3 minute read


A fair amount of resources must be manually calculated from the currently available.

Also, it seems like a beta feature would repalce what I did here:

The PRP (Pacific Research Platform) is a NSF funded Kubernetes infrastructure and therefore requires the use of a Kubernetes interface. The command line Kubernetes interface kubectl is what is used from the HPC cluster.


Follow the guides on the PRP website posted here. There is a link called Get access, depending on your role, you can request a admin account or a user account.


Once you have an account, and you have read all of the docs here, you can proceed to install. Submitting jobs, checking states, getting logs as well as interactive sessions can all be done from the HPCC.

However, running these operations directly from your laptop/workstation can be faster. In order to run these actions locally you will need to install kubectl on your local laptop/workstation.

You can install kubectl via conda, like so:

conda create -n kube -c anaconda-platform kubectl

If you do not yet have conda installed, follow these instructions.


For kubectl to function, it requires your config file provdied by PRP. In order to get the PRP Kubernetes config file, do the following:

  1. Visit Nautilus Portal
  2. Click on Login in upper right coner.
  3. Login using CILogon credentials (A.K.A UCR netID).
  4. Once authenticated, click on the Get config in the upper right conner.
  5. This takes a while to dynamically generate, just wait and eventually your browser will present you a download prompt.
  6. Place this file in your ~/.kube directory.

Next set the namespace, or else you will have to append the -n ucr-hpcc flag to every Kubernetes command.

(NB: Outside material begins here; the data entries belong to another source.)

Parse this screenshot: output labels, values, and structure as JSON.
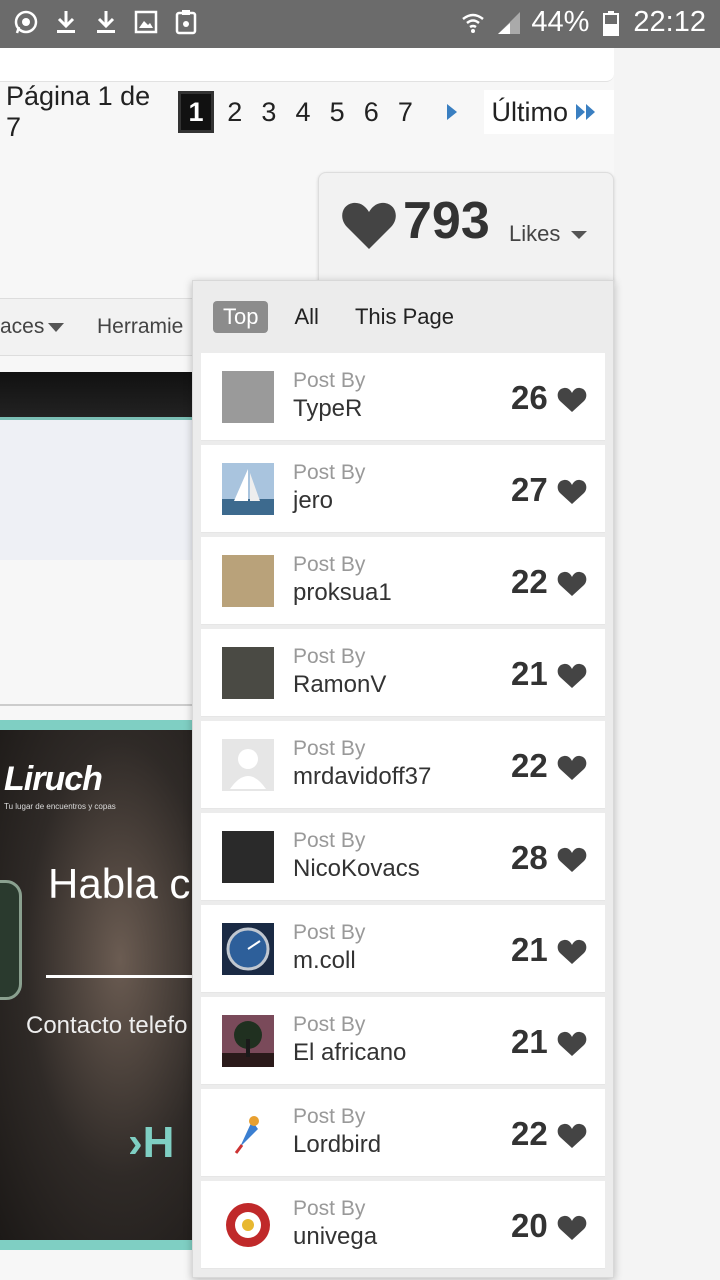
{
  "status_bar": {
    "battery": "44%",
    "time": "22:12",
    "left_icons": [
      "whatsapp-icon",
      "download-icon",
      "download-icon",
      "image-icon",
      "clipboard-icon"
    ],
    "right_icons": [
      "wifi-icon",
      "signal-icon",
      "battery-icon"
    ]
  },
  "pagination": {
    "label": "Página 1 de 7",
    "pages": [
      "1",
      "2",
      "3",
      "4",
      "5",
      "6",
      "7"
    ],
    "active_page": "1",
    "last_label": "Último"
  },
  "background": {
    "nav_item_1": "aces",
    "nav_item_2": "Herramie",
    "ad_logo": "Liruch",
    "ad_sub": "Tu lugar de encuentros y copas",
    "ad_title": "Habla c",
    "ad_contact": "Contacto telefo",
    "ad_cta": "H"
  },
  "likes": {
    "count": "793",
    "label": "Likes"
  },
  "tabs": [
    "Top",
    "All",
    "This Page"
  ],
  "active_tab": "Top",
  "post_by_label": "Post By",
  "posts": [
    {
      "author": "TypeR",
      "likes": "26",
      "avatar_color": "#9a9a9a"
    },
    {
      "author": "jero",
      "likes": "27",
      "avatar_color": "#8aa6c2"
    },
    {
      "author": "proksua1",
      "likes": "22",
      "avatar_color": "#b9a27a"
    },
    {
      "author": "RamonV",
      "likes": "21",
      "avatar_color": "#4a4a44"
    },
    {
      "author": "mrdavidoff37",
      "likes": "22",
      "avatar_color": "#e0e0e0"
    },
    {
      "author": "NicoKovacs",
      "likes": "28",
      "avatar_color": "#2a2a2a"
    },
    {
      "author": "m.coll",
      "likes": "21",
      "avatar_color": "#2d5f9a"
    },
    {
      "author": "El africano",
      "likes": "21",
      "avatar_color": "#6b3a3a"
    },
    {
      "author": "Lordbird",
      "likes": "22",
      "avatar_color": "#ffffff"
    },
    {
      "author": "univega",
      "likes": "20",
      "avatar_color": "#ffffff"
    }
  ],
  "colors": {
    "status_bar": "#6b6b6b",
    "heart": "#444444",
    "accent_teal": "#7fcfc3",
    "pagination_arrow": "#3a7fc1"
  }
}
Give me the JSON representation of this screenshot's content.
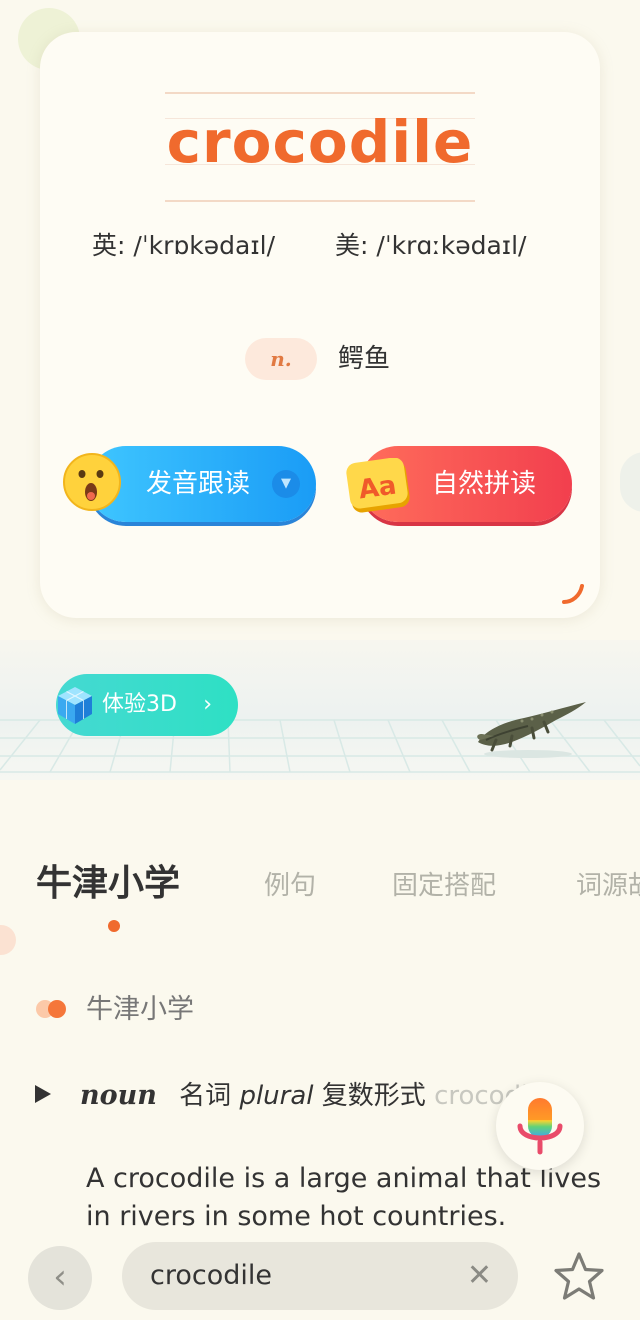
{
  "word": {
    "text": "crocodile",
    "uk_label": "英:",
    "uk_phonetic": "/ˈkrɒkədaɪl/",
    "us_label": "美:",
    "us_phonetic": "/ˈkrɑːkədaɪl/",
    "pos": "n.",
    "meaning": "鳄鱼"
  },
  "actions": {
    "pronounce_label": "发音跟读",
    "phonics_label": "自然拼读",
    "phonics_icon_text": "Aa"
  },
  "model3d": {
    "button_label": "体验3D",
    "chevron": "›"
  },
  "tabs": [
    {
      "label": "牛津小学",
      "active": true
    },
    {
      "label": "例句",
      "active": false
    },
    {
      "label": "固定搭配",
      "active": false
    },
    {
      "label": "词源故",
      "active": false
    }
  ],
  "section": {
    "title": "牛津小学",
    "pos_en": "noun",
    "pos_cn": "名词",
    "plural_en": "plural",
    "plural_cn": "复数形式",
    "plural_word": "crocodiles",
    "definition": "A crocodile is a large animal that lives in rivers in some hot countries."
  },
  "bottom": {
    "back_glyph": "‹",
    "search_value": "crocodile",
    "clear_glyph": "✕"
  },
  "colors": {
    "accent": "#f06a2d",
    "blue_button": "#1a9cf6",
    "red_button": "#f23f4e",
    "teal_button": "#2ee0c4",
    "background": "#fbf9ee"
  },
  "icons": [
    "surprised-face-icon",
    "aa-letters-icon",
    "cube-icon",
    "crocodile-image",
    "play-icon",
    "microphone-icon",
    "back-icon",
    "clear-icon",
    "star-icon"
  ]
}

You may be under the ucr-hpcc namespace if you are testing, otherwise you should have your own namespace:

kubectl config set-context nautilus --namespace=ucr-hpcc


Here is an example of an array style job on utilizing redis to track job numbers, and the dockerfile stored within the PRP GitLab repository.

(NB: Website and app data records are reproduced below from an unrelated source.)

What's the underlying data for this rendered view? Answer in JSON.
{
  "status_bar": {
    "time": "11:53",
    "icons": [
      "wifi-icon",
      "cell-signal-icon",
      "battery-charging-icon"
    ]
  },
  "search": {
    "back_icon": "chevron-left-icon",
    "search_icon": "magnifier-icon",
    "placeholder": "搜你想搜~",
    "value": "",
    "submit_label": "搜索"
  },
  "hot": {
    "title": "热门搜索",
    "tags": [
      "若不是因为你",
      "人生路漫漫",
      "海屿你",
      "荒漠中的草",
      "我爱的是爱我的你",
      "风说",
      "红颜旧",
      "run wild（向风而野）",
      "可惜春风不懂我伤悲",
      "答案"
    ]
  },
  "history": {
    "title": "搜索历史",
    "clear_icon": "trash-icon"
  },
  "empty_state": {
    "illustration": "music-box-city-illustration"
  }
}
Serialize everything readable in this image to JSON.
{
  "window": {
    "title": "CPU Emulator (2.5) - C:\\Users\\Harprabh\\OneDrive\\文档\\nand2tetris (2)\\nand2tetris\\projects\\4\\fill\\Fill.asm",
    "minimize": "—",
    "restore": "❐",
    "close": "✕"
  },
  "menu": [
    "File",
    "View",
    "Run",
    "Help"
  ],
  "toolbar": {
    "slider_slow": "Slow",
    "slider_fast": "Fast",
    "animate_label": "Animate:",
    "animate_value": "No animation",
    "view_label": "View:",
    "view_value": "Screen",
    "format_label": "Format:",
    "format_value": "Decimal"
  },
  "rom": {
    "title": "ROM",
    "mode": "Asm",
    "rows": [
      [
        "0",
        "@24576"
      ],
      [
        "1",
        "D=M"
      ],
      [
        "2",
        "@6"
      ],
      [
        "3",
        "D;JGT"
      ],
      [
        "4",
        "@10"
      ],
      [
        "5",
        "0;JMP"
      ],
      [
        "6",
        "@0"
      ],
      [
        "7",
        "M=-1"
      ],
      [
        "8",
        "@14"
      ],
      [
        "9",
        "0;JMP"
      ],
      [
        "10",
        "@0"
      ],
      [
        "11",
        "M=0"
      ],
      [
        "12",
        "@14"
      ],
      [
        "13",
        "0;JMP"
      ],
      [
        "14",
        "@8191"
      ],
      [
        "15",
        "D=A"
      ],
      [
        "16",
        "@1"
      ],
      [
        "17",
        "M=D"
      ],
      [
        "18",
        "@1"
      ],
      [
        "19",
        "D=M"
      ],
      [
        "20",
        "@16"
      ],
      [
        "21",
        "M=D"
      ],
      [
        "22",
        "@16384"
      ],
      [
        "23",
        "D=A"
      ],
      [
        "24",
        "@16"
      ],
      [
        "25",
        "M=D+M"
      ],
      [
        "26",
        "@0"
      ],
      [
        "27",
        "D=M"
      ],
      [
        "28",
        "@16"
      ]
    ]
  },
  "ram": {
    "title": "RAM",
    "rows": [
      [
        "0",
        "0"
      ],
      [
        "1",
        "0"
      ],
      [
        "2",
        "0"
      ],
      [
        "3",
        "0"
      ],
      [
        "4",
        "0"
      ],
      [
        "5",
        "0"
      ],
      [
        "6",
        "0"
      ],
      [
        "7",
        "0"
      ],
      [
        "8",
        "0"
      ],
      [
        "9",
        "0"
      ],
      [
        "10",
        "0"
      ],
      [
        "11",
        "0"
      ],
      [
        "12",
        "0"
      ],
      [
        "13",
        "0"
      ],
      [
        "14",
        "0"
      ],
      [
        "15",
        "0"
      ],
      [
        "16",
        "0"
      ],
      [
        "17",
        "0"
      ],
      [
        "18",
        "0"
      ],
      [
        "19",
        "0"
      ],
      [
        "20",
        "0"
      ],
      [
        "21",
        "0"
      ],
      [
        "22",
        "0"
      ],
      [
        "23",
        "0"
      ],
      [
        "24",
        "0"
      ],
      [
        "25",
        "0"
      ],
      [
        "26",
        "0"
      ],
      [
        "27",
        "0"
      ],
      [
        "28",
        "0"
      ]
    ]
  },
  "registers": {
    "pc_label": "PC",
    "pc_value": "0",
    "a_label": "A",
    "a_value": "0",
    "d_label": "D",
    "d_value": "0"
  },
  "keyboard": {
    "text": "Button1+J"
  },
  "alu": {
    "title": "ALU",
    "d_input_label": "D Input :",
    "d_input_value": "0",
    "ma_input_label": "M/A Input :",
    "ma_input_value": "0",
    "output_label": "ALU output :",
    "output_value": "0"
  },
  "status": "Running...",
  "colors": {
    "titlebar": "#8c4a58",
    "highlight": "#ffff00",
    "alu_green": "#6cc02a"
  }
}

  1. First copy scripts/* files from the repo to your code base. Make sure that your analysis workflow is started within the script.

  2. Create redis service and deployment

kubectl create -f hpcc-redis.yml
  1. Log into Redis pod and manually add items
# Get into pod
kubectl exec -it redis-master -- /bin/bash

# Add 10 items to list "job2"
echo lpush job2 {1..10} | redis-cli -h redis --pipe

# Print all items in "job2"
redis-cli -h redis lrange job2 0 -1
  1. Submit job
kubectl create -f hpcc-job.yml


The PRP has fail2ban blocking rapid SSH connections, so copying files within a loop would fail. It is best to try and copy all needed files with a single rsync command, like so:

nohup rsync -rvP --include='*/spades.log.gz' --include='*/scaffolds.fasta' --exclude='*/*' /output/ &> rsync_spades.log

The above rsync command looks into the sub-directories within /output and will copy only the spades.log.gz and scaffolds.fasta files from each onto the HPCC cluster.


From pod list, check log:

kubectl logs hpcc-pod

Jobs and pods will expire after 1 week, however you can alter this with the following:


Check on the pod details:

kubectl describe pod hpcc-pod

Delete job if you want to rerun, this will also delete associated pods:

kubectl delete pods hpcc-pod

For updating your repo to the lastest HPCC changes, you can sync like so:

# Add upstream
git remote add upstream git://

# Get branchs
git fetch upstream

# Sync local files with master branch
git pull upstream master

Last modified August 13, 2021: Added external resrouces (1695ec7bd)